On Monday, we broached allegations that Katy Perry's new single, Roar, is almost a direct knock-off of Sara Bareilles' recent (somewhat less of a) hit, Brave. An accusation of plagiarism is always shocking and controversial, but this one becomes a little less surprising when you consider Perry's penchant for following trends. Just see her new, emoji-happy video for Roar — but let's back up for a minute.
Once upon a time, Perry was a Christian rock artist named Katy Hudson. Her expert marketing team has done a top-notch job of keeping her past out of public interest, but her first studio album sounded something like this, and she still has a "Jesus" tattoo on the inside of her wrist to show for it. We're guessing the gospel scene didn't sit very well with her, because it led to an almost-copyright infringement with I Kissed A Girl.
In 1995, Jill Sobule (who most of us only know for her awesome song on the Clueless soundtrack) released a track called "I Kissed A Girl," which centered on experimentation with a girlfriend. She received little to no credit for this brilliant choice of lyrical content, but 13 years later, Hudson built an empire out of a similar track.
And, despite the similarities with Sobule's song, we totally dug Perry's empire at first. Part of the singer's original aesthetic was being a self-proclaimed tomboy. Her first pop album, One Of The Boys, led us to believe that her image would be edgy, down-to-earth, and cool. But in the five years between One Of The Boys and Teenage Dream, Lady Gaga became unbeatable competition for every pop artist in the industry. Perry's solution to America's insatiable hunger for weird pop acts that edge on performance art? Whipped cream-shooting bras, duh. Forget being a tomboy — Perry became all about sugary-sweet girl culture. We could easily label it reinvention, but it was a disappointing reinvention nonetheless.
To fully step up to the level of Gaga competition, though, Perry needed to build an emotionally and financially committed fan base. "Little Monsters," meet the "KatyCats": a group of teenage girls inspired by the song Firework and eager to brand themselves. (Speaking of KatyCats, we'll point out that Perry's chosen spirit animal became part of her image just as cats became the most popular things on the Internet. But the singer does get major points for naming her cat Kitty Purry, because that's just adorable.)

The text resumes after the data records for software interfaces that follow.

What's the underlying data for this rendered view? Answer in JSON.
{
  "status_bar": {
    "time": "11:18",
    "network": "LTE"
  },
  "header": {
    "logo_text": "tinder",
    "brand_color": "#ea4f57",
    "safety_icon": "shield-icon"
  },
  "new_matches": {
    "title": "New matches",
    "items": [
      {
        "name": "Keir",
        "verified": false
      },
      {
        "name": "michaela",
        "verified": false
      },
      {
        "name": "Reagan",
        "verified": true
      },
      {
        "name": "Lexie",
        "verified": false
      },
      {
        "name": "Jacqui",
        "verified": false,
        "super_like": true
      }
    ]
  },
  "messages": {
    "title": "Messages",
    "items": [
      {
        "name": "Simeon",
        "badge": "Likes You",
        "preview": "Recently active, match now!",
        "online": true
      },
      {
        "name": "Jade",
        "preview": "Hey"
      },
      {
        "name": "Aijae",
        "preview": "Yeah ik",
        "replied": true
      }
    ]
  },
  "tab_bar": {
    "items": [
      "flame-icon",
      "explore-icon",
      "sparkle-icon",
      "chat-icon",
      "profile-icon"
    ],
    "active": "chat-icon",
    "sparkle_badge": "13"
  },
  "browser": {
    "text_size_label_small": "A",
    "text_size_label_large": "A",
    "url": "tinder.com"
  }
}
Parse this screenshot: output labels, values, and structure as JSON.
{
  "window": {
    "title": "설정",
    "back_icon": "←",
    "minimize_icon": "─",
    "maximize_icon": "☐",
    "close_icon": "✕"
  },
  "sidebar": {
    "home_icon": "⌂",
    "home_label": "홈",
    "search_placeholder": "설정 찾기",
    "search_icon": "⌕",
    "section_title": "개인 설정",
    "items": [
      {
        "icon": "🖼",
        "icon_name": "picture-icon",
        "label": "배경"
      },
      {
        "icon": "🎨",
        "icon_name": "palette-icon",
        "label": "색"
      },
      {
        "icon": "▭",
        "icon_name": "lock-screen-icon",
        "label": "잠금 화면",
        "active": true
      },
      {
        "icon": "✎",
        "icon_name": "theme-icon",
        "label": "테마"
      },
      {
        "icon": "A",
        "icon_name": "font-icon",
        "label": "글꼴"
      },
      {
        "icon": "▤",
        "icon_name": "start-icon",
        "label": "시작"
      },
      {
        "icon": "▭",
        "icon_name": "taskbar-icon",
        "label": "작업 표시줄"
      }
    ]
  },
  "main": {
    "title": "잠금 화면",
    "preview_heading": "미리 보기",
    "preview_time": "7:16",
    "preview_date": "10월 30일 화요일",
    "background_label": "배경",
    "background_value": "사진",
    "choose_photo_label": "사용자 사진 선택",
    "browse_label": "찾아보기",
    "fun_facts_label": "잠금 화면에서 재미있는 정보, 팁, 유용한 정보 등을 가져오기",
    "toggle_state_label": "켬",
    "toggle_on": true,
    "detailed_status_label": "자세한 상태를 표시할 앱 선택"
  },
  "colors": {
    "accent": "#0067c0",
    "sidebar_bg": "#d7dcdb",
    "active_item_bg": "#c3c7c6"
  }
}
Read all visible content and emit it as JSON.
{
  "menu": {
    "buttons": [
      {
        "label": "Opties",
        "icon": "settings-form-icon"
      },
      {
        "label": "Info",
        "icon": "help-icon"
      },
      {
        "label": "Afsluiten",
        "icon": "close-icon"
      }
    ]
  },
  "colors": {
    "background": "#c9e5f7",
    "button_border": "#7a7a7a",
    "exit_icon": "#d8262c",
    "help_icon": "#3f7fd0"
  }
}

That brings us to Katy's newest album, titled Prism. So far, the promotion for Prism has consisted of several announcements that Perry's changing her image again. To be released in perfect tandem with Lady Gaga's own new album and subsequent image revision (her promotional scheme has included such mysterious bait as an image of her sitting atop a pile of hay in an art gallery), Prism promises to be vaguely dark and totally predictable in its unpredictability.
Granted, all musicians are inspired by their contemporaries, so there's little surprise Perry is taking a page from some of today's undoubtedly inspiring music acts. And let's give credit where credit's due: Perry has been able to transform that inspiration into an extremely successful career full of contagious pop hits. Still, we do find ourselves wishing that Perry would do us a favor and drop the act. We are 85 percent sure we'd love her for whoever she really is.